What Two Merchants’ Children Have to Do with Two Topical Songs (Or, What Paul Weller and Dr. Robert Taught Me about Economics and Society)
A number of my friends know that I have a problem very similar to Martin Tupper, the fictional character whose life was the story of HBO’s 1990s series Dream On. For Tupper, who had spent his entire childhood parked in front of the tele (as the opening montage made clear), nearly everything anyone uttered was likely to bring to mind a scene, complete with dialogue, from some film or television program. In my case, words and phrases in conversation are just as likely to bring songs to mind. Over the last several weeks, as both current and future events have weighed on my mind, two different songs keep haunting me—both from England, both from the 1980s, both written by avowed socialists, and both formative for some of my sonic and political outlooks.

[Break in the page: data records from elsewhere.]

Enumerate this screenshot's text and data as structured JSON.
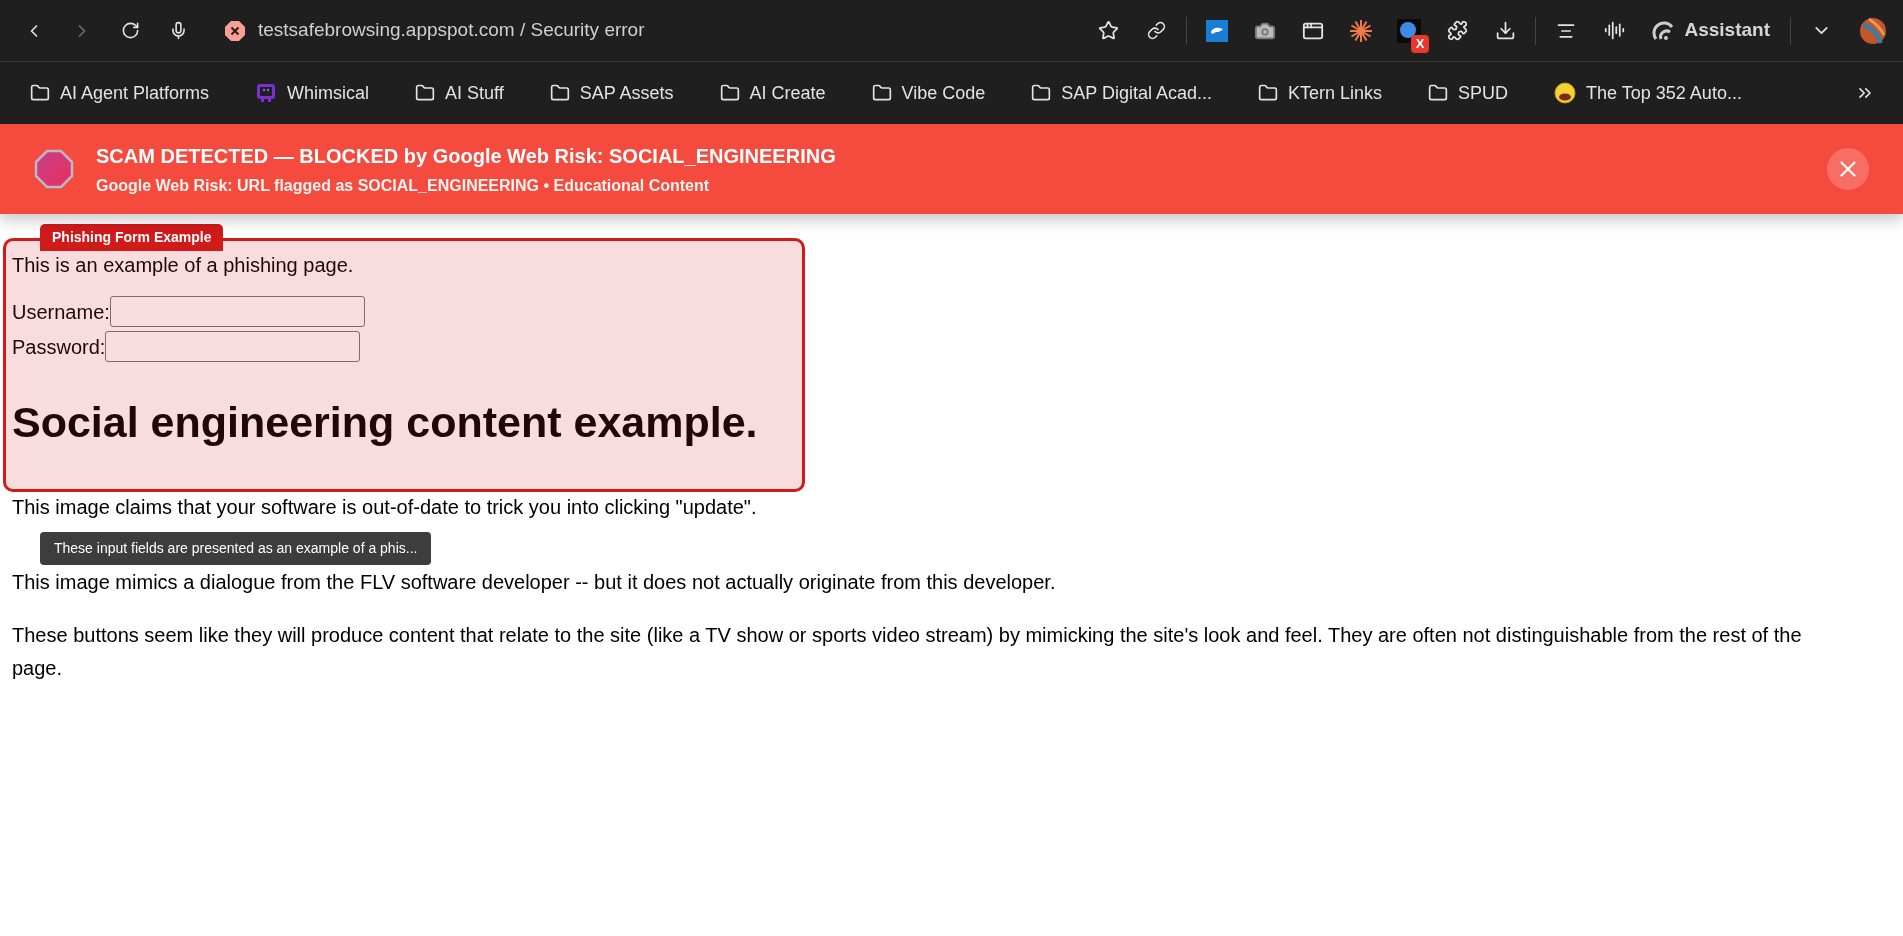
{
  "toolbar": {
    "back": {
      "disabled": false
    },
    "forward": {
      "disabled": true
    },
    "url": "testsafebrowsing.appspot.com / Security error",
    "extension_badge": "X",
    "assistant_label": "Assistant"
  },
  "bookmarks": [
    {
      "label": "AI Agent Platforms",
      "kind": "folder"
    },
    {
      "label": "Whimsical",
      "kind": "app"
    },
    {
      "label": "AI Stuff",
      "kind": "folder"
    },
    {
      "label": "SAP Assets",
      "kind": "folder"
    },
    {
      "label": "AI Create",
      "kind": "folder"
    },
    {
      "label": "Vibe Code",
      "kind": "folder"
    },
    {
      "label": "SAP Digital Acad...",
      "kind": "folder"
    },
    {
      "label": "KTern Links",
      "kind": "folder"
    },
    {
      "label": "SPUD",
      "kind": "folder"
    },
    {
      "label": "The Top 352 Auto...",
      "kind": "emoji"
    }
  ],
  "banner": {
    "title": "SCAM DETECTED — BLOCKED by Google Web Risk: SOCIAL_ENGINEERING",
    "subtitle": "Google Web Risk: URL flagged as SOCIAL_ENGINEERING • Educational Content"
  },
  "page": {
    "intro": "This is an example of a phishing page.",
    "fields": [
      {
        "label": "Username:"
      },
      {
        "label": "Password:"
      }
    ],
    "heading": "Social engineering content example.",
    "paragraphs": [
      "This image claims that your software is out-of-date to trick you into clicking \"update\".",
      "This image mimics a dialogue from the FLV software developer -- but it does not actually originate from this developer.",
      "These buttons seem like they will produce content that relate to the site (like a TV show or sports video stream) by mimicking the site's look and feel. They are often not distinguishable from the rest of the page."
    ]
  },
  "overlay": {
    "badge": "Phishing Form Example",
    "tooltip": "These input fields are presented as an example of a phis..."
  }
}
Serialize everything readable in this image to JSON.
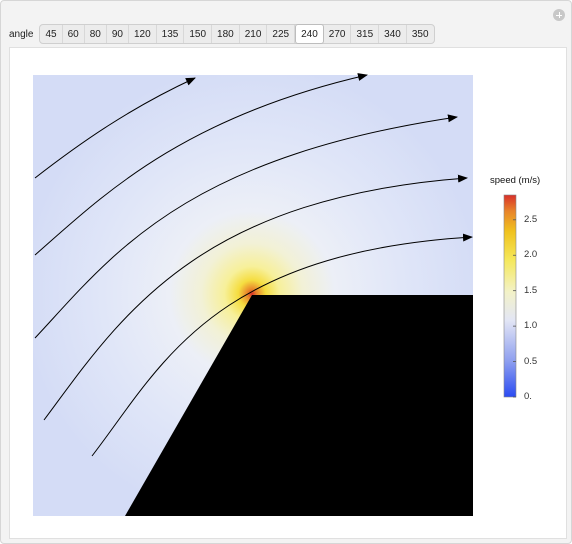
{
  "controls": {
    "label": "angle",
    "options": [
      "45",
      "60",
      "80",
      "90",
      "120",
      "135",
      "150",
      "180",
      "210",
      "225",
      "240",
      "270",
      "315",
      "340",
      "350"
    ],
    "selected": "240"
  },
  "legend": {
    "title": "speed (m/s)",
    "ticks": [
      "2.5",
      "2.0",
      "1.5",
      "1.0",
      "0.5",
      "0."
    ],
    "tick_values": [
      2.5,
      2.0,
      1.5,
      1.0,
      0.5,
      0.0
    ],
    "range": [
      0,
      2.85
    ],
    "colormap": [
      "#2a4bf2",
      "#8fa0ef",
      "#e3e6f5",
      "#f3f2c8",
      "#f5e85a",
      "#f0c21e",
      "#e8842a",
      "#d8302a"
    ]
  },
  "icons": {
    "add": "plus-icon"
  },
  "colors": {
    "obstacle": "#000000",
    "streamline": "#000000",
    "background_flow": "#dbe2f7",
    "hotspot": "#d8302a"
  }
}
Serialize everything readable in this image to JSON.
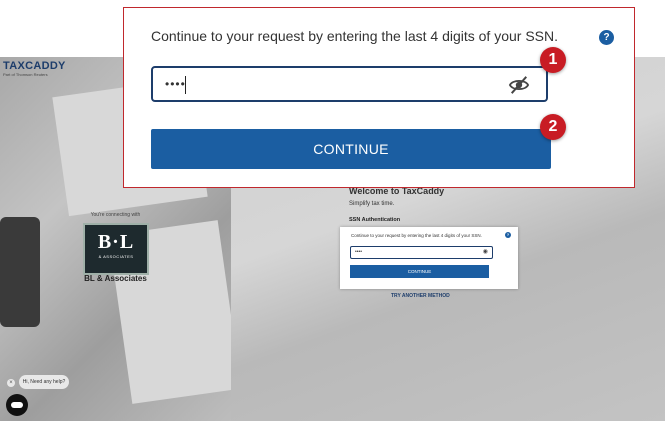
{
  "modal": {
    "prompt": "Continue to your request by entering the last 4 digits of your SSN.",
    "help_symbol": "?",
    "ssn_value": "••••",
    "ssn_placeholder": "",
    "eye_icon": "eye-slash-icon",
    "continue_label": "CONTINUE"
  },
  "callouts": [
    "1",
    "2"
  ],
  "background": {
    "logo": "TAXCADDY",
    "logo_sub": "Part of Thomson Reuters",
    "connecting": "You're connecting with",
    "firm_logo_mark": "B·L",
    "firm_logo_sub": "& ASSOCIATES",
    "firm_name": "BL & Associates",
    "welcome": "Welcome to TaxCaddy",
    "tagline": "Simplify tax time.",
    "section": "SSN Authentication",
    "mini_prompt": "Continue to your request by entering the last 4 digits of your SSN.",
    "mini_value": "••••",
    "mini_button": "CONTINUE",
    "try_another": "TRY ANOTHER METHOD",
    "chat_text": "Hi, Need any help?",
    "chat_close": "×"
  },
  "colors": {
    "primary": "#1b5ea2",
    "callout": "#c81c24",
    "highlight_border": "#c0282d"
  }
}
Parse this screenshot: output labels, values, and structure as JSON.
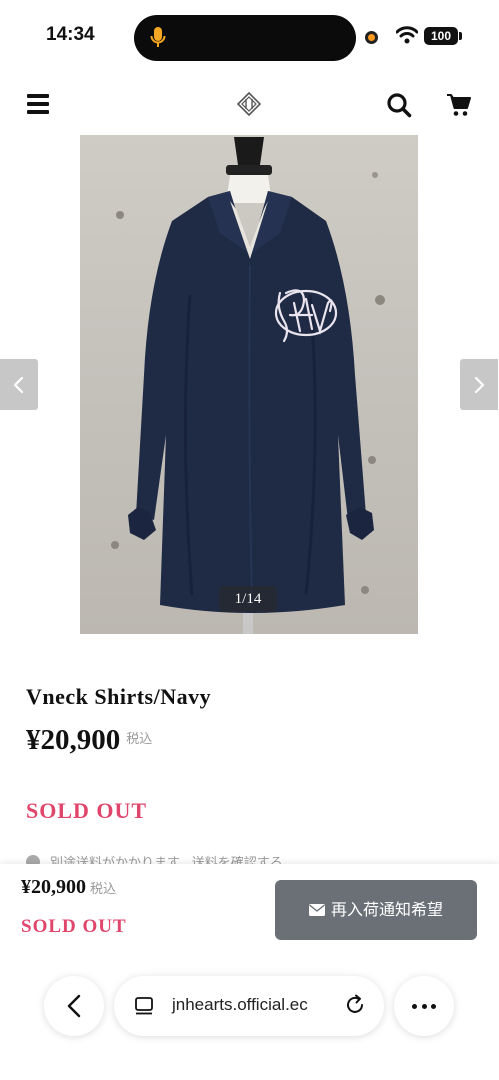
{
  "status_bar": {
    "time": "14:34",
    "battery": "100"
  },
  "header": {
    "menu_icon": "hamburger-icon",
    "logo_icon": "brand-logo-icon",
    "search_icon": "search-icon",
    "cart_icon": "cart-icon"
  },
  "gallery": {
    "counter": "1/14",
    "prev_icon": "chevron-left-icon",
    "next_icon": "chevron-right-icon"
  },
  "product": {
    "title": "Vneck Shirts/Navy",
    "price": "¥20,900",
    "tax_label": "税込",
    "status": "SOLD OUT",
    "shipping_note": "別途送料がかかります。送料を確認する"
  },
  "sticky_bar": {
    "price": "¥20,900",
    "tax_label": "税込",
    "status": "SOLD OUT",
    "restock_button": "再入荷通知希望"
  },
  "browser": {
    "url": "jnhearts.official.ec"
  },
  "colors": {
    "sold_out": "#e0466b",
    "button_bg": "#6b7077",
    "shirt": "#1f2a44"
  }
}
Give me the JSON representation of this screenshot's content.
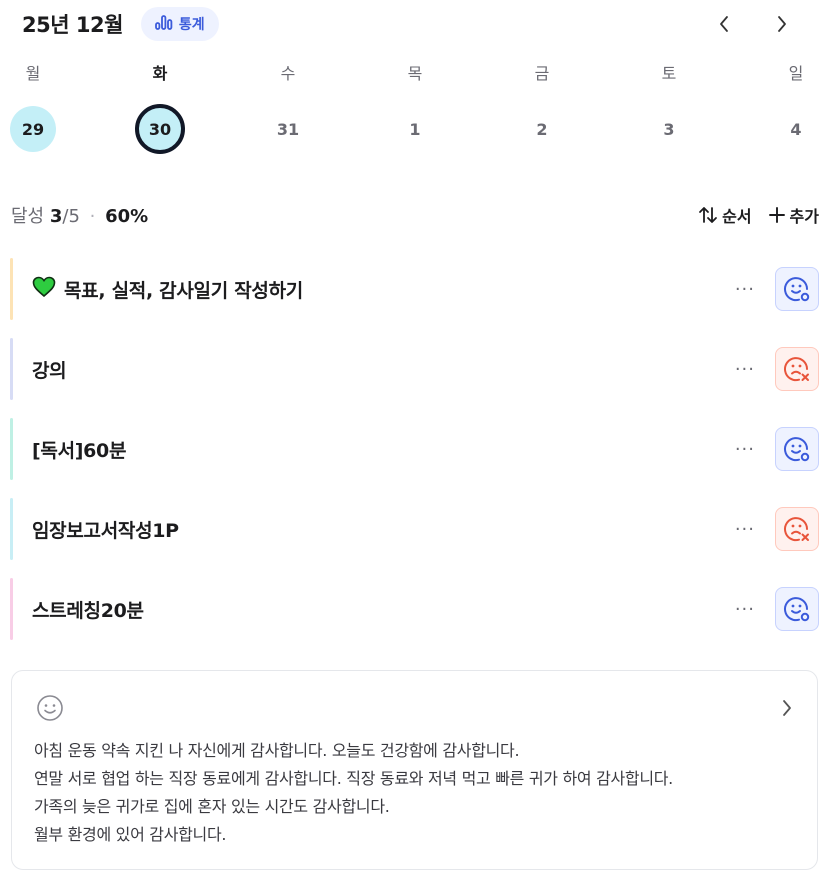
{
  "header": {
    "month": "25년 12월",
    "stats_label": "통계"
  },
  "week": {
    "days": [
      {
        "label": "월",
        "num": "29",
        "state": "done"
      },
      {
        "label": "화",
        "num": "30",
        "state": "today"
      },
      {
        "label": "수",
        "num": "31",
        "state": "none"
      },
      {
        "label": "목",
        "num": "1",
        "state": "none"
      },
      {
        "label": "금",
        "num": "2",
        "state": "none"
      },
      {
        "label": "토",
        "num": "3",
        "state": "none"
      },
      {
        "label": "일",
        "num": "4",
        "state": "none"
      }
    ]
  },
  "progress": {
    "prefix": "달성",
    "done": "3",
    "total": "/5",
    "sep": "·",
    "percent": "60%"
  },
  "actions": {
    "order_label": "순서",
    "add_label": "추가"
  },
  "tasks": [
    {
      "label": "목표, 실적, 감사일기 작성하기",
      "emoji": "💚",
      "status": "done",
      "bar_color": "#fde3b5"
    },
    {
      "label": "강의",
      "status": "failed",
      "bar_color": "#d7dcf5"
    },
    {
      "label": "[독서]60분",
      "status": "done",
      "bar_color": "#bff0e4"
    },
    {
      "label": "임장보고서작성1P",
      "status": "failed",
      "bar_color": "#c8eef5"
    },
    {
      "label": "스트레칭20분",
      "status": "done",
      "bar_color": "#f8cde6"
    }
  ],
  "journal": {
    "icon": "smile-icon",
    "lines": [
      "아침 운동 약속 지킨 나 자신에게 감사합니다. 오늘도 건강함에 감사합니다.",
      "연말 서로 협업 하는 직장 동료에게 감사합니다. 직장 동료와 저녁 먹고 빠른 귀가 하여 감사합니다.",
      "가족의 늦은 귀가로 집에 혼자 있는 시간도 감사합니다.",
      "월부 환경에 있어 감사합니다."
    ]
  },
  "colors": {
    "accent": "#3b5bdb",
    "fail": "#e8553b",
    "today_ring": "#111827",
    "day_fill": "#c4eff7"
  }
}
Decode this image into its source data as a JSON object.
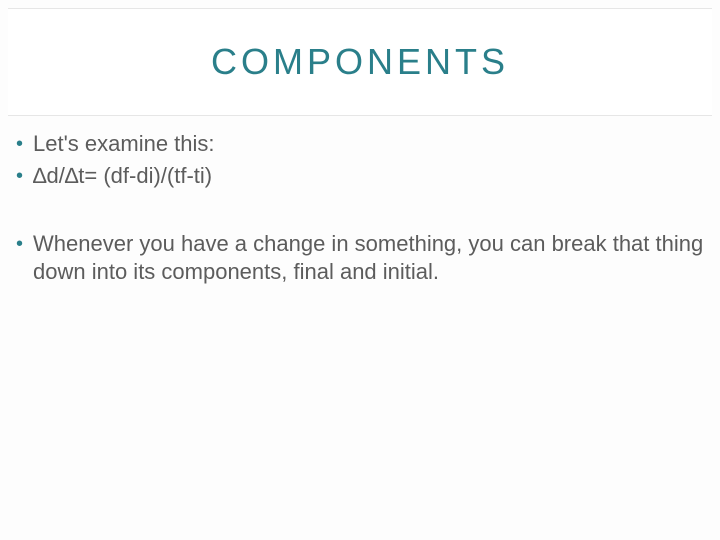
{
  "title": "COMPONENTS",
  "bullets": [
    "Let's examine this:",
    "∆d/∆t= (df-di)/(tf-ti)",
    "Whenever you have a change in something, you can break that thing down into its components, final and initial."
  ]
}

The first is a song called “All Gone Away,” from the Style Council’s second full length album Our Favourite Shop (released in the US as Internationalists with a different tracklist and cover) in 1985. The Style Council was primarily a vehicle for the music of former Jam frontman Paul Weller. Rather than give you the lengthy assessement of Weller’s career over the last few decades, I’ll refer you to the biography on the All-Music Guide, adding only that Weller’s music, both old and new, keeps revealing new depths to me as time goes by. The song in question is one of many pointed critiques of deindustrialization and deregulation under Prime Minister Margaret Thatcher. It is, as well, a stinging commentary on the ills of neoliberalism and the man who is arguably its patron saint: Milton Friedman, the son of two dry goods merchants. While I might be reading too much into things, I think the track’s sunny, lilting bossa nova accompaniment serves as a “Nero fiddles” to the “as Rome burns” of the lyrics. Every news report about the current world credit crisis brings back to mind the final words of “All Gone Away”:
Come take a walk upon these hills
And see how monetarism kills
There’s nothing left, so
They’ve all gone away…
It’s about as bleak an assessment of Friedman-inspired policy’s effect on those at the bottom of the economic ladder as a committed leftist might hope for. Indeed, a couple of songs later, Weller’s lyrics indicate that he’s aware of the wider, pernicious effects Friedman’s influence has had for those intent on oppressing others for economic gain. Thus, in “A Stone’s Throw Away,” after suggesting whom the men in uniform really serve, Weller sings hopefully (but not very convincingly):
Wherever honesty persists
You’ll hear the snap of broken ribs
From anyone who’ll take no more
Of the lying bastards’ roar
In Chile, in Poland
Johannesburg, South Yorkshire
A stone’s throw away
Now we’re there…
I’ve known the words to all of these songs for well over two decades, and though I didn’t grasp all of their implications as a late-Cold War teen, they’ve been growing richer and richer for me as I’ve learned more. I can see now the way that they’ve worked their way into my psyche and helped me to recognize some fundamental things about the world around me—both then and now.
The second song that’s been on heavy silent rotation is from She Was Only a Grocer’s Daughter, the third full-length album by the Blow Monkeys. A number of commentators have suggested the group might have had greater commercial success had they not been denied visas to perform in the US in 1985, reputedly because of the socialist leanings of Dr. Robert, its leader—and a collaborator with Weller since the Blow Monkeys disbanded in the early 1990s. The album’s title is a not-so-subtle reference to Thatcher. As was the case above, current events keep bringing one track from this album to mind—the one that begins the vinyl LP’s second side: “Celebrate (The Day After You).” Once British programmers realized the import of the lyrics of the song, a duet featuring the late Curtis Mayfield, it was banned by the BBC. Among the offending lines were those of chorus:
We’re gonna celebrate (repeat)
’Cause this party’s overdue
It’s the day … after you.
I could certainly see why anyone who had been negatively affected by Thatcher’s policies would celebrate her imminent departure, in hopes that a new administration might improve things. That’s certainly how I felt sixteen years ago, the last time I was hoping I could attach the song to a real-world event: the 1992 US Presidential Election (luckily, then I could).
I feel again now as I did then: anxious about my country’s future and especially concerned about cynical politicians’ ability to manipulate potential voters. I’m still not sure where I’ll be on the night of 4 November, but wherever it is, I hope I’ll be able to give the song another purposeful spin…